Sleep is something that is just as important as your diet. I would suggest that you get over eight hours of sleep per night, and take a nap when you can. While this can be difficult for most, try your best to fit it in. As for the rest of the day, do as little as possible—just recover and grow.

When working out, wear a lot of clothing to keep you warm. (Sweat pants, jumpers, hats—anything that covers your body and keeps it warm). I don’t want to see anyone wearing a vest. Oh, and don’t look at yourself too much in the mirror during this month. Too many people get obsessed with looking at themselves, and they make the decision to end their programs early because they think they are losing muscle mass. I would suggest that you follow this program for a month—you won’t lose mass; you will gain it. I have seen it time and time again with clients.

Below is my three-day bulking routine for beginners/intermediates. Follow as prescribed—nothing is to be changed. I wrote it this way to get the best results, and changing it will limit its effectiveness.

Monday: Back/Biceps/Traps

1. Deadlifts: Do two warm-up sets of eight reps. Then, do two work sets of eight reps, increasing the weight each set.

2. Plate-Loaded Lat Pulldown: Do two warm-up sets. Then, do two work sets of 12 reps. Bring the weight down and hold the contraction for three seconds. Then, release back up; however, keep the negative slow by taking four seconds to reach the starting point. If you cannot hold the weight for three seconds, reduce the weight and start again.

3. Bent Over Barbell Rows: Do one warm-up sets, and then do two work sets of 15 reps.

4. Narrow Grip Cable Upright Row: Do two warm-up sets, then do two work sets of 20 reps.

5. Seated Incline Hammer Curls: Do one warm-up set, then do two work sets of eight reps.

Wednesday:  Quads/Hams/Calves

1. Back Squats: Do two warm-up sets of 15 reps, then do two work sets of 15 reps.

2. One-Legged Leg Press: Do each leg separate, and don’t lock out fully—stop just short of lockout.

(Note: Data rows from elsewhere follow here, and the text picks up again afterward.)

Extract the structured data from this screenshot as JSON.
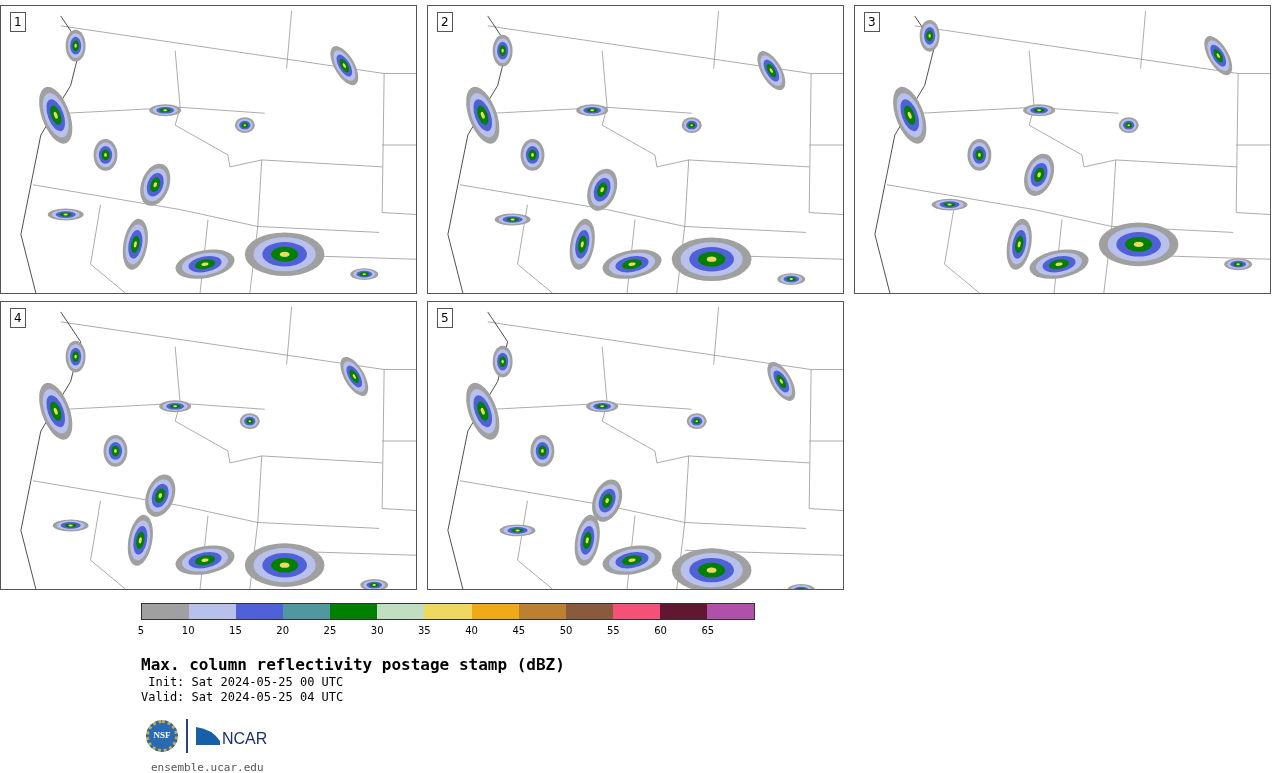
{
  "panels": [
    {
      "label": "1"
    },
    {
      "label": "2"
    },
    {
      "label": "3"
    },
    {
      "label": "4"
    },
    {
      "label": "5"
    }
  ],
  "legend": {
    "bins": [
      {
        "color": "#a0a0a0"
      },
      {
        "color": "#b8c0ec"
      },
      {
        "color": "#5060d8"
      },
      {
        "color": "#50979f"
      },
      {
        "color": "#008000"
      },
      {
        "color": "#c0dfc0"
      },
      {
        "color": "#f0d860"
      },
      {
        "color": "#f0aa18"
      },
      {
        "color": "#bc8030"
      },
      {
        "color": "#8a5a3c"
      },
      {
        "color": "#f45078"
      },
      {
        "color": "#601830"
      },
      {
        "color": "#b050a8"
      }
    ],
    "ticks": [
      "5",
      "10",
      "15",
      "20",
      "25",
      "30",
      "35",
      "40",
      "45",
      "50",
      "55",
      "60",
      "65"
    ]
  },
  "title": "Max. column reflectivity postage stamp (dBZ)",
  "init": " Init: Sat 2024-05-25 00 UTC",
  "valid": "Valid: Sat 2024-05-25 04 UTC",
  "logo": {
    "nsf": "NSF",
    "ncar": "NCAR"
  },
  "url": "ensemble.ucar.edu"
}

Take five seconds to lower the weight and five seconds to push it back up. Do one work set of 20 reps per leg.

3. Romanian Deadlifts: Do two warm-up sets, then do one work set of 15 reps. Take five seconds to lower the weight and three seconds to bring it back to the top.

4. One-Legged Seated Curls or lying Hamstring Curls: Do one work set of 20 rep per leg.

5. Standing Calve Raises: Do one set of 50 reps.

Friday: Chest/Shoulders/Triceps

1. Barbell Incline Press (slight incline):  Do two warm-up sets, then do two sets of 12 work sets to failure. Take five seconds to lower the weight, then take three seconds to bring it back to the top again.

2. Flat Cable Flies: Do one warm-up set, then do two work sets of 15 reps. Hold the stretch at the bottom portion of the movement for two seconds and contract hard at the top. This should be very challenging on both sets so don’t hold back.

3. Dumbbell Shoulder Press: Do one warm-up set, then do two work sets of 15 reps. Take three seconds to raise the weight and three seconds to lower.

4. Wide Grip Upright Rows: Your grip should be wide, and you will pull the weight up to your sternum and then lower it back down, bending at the waist slightly. When you bring the weight up, hold the contraction for three seconds and then lower back down slowly. Do one warm-up set and one work set of 20 reps.

5. Triceps Pushdowns: Use your full range of motion. Do one warm-up set and two work sets of 15 reps.

Each week you should be aiming to increase the weight on most exercises and to decrease the rest periods (unless this causes you to have poor form—then just keep the weight the same until you can increase). I would start with rest periods of two minutes and then decrease each week. The workout should be very brief, and sometimes you will want to do more. However, if you want results don’t do it—just rest! You are building muscle mass when you are at home watching television with your feet up. When you are in the gym you are doing the opposite. I have seen so many people break down as much muscle as they are building, so don’t be a sheep and follow what everyone else is doing. Instead, do something that works.

If anyone has any questions regarding my program, I am always willing to help. However, please don’t email me regarding anabolic steroids or other drugs because I won’t give advice on this topic. My email is Thank you all for reading.